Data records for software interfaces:
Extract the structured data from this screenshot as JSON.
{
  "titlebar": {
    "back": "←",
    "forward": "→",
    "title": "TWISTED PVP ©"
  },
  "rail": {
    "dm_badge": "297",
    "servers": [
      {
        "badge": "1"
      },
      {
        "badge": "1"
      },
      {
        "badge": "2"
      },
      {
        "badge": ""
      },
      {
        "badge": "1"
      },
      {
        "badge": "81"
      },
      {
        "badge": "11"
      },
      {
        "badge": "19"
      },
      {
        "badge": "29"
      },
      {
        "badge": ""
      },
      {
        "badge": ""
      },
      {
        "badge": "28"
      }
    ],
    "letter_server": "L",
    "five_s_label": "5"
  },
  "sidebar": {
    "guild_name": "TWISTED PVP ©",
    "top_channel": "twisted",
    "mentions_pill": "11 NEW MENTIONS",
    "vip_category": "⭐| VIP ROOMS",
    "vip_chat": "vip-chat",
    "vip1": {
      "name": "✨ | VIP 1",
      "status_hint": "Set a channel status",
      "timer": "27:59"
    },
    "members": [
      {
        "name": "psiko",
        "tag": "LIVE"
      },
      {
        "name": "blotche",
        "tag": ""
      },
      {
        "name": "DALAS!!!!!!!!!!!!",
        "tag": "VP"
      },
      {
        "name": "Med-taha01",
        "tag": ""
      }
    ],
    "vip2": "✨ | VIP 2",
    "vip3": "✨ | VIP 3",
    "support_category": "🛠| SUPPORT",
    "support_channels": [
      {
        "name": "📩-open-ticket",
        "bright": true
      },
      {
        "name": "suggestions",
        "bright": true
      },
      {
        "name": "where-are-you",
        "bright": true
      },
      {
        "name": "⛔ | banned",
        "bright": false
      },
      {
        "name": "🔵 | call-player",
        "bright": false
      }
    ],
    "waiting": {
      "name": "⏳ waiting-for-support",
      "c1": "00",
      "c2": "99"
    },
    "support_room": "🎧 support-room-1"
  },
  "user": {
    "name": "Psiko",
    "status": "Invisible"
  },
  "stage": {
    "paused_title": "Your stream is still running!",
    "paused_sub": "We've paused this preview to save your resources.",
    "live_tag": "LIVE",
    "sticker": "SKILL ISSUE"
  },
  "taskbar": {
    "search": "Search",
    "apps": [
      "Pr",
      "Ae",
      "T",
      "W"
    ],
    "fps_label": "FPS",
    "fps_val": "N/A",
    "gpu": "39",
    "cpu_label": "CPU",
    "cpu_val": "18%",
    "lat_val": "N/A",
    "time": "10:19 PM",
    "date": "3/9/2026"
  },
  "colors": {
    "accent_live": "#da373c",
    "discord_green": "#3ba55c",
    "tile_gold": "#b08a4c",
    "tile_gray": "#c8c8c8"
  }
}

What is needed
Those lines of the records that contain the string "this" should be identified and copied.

Finished exercise
Extract the structured data from this screenshot as JSON.
    "paused_sub": "We've paused this preview to save your resources.",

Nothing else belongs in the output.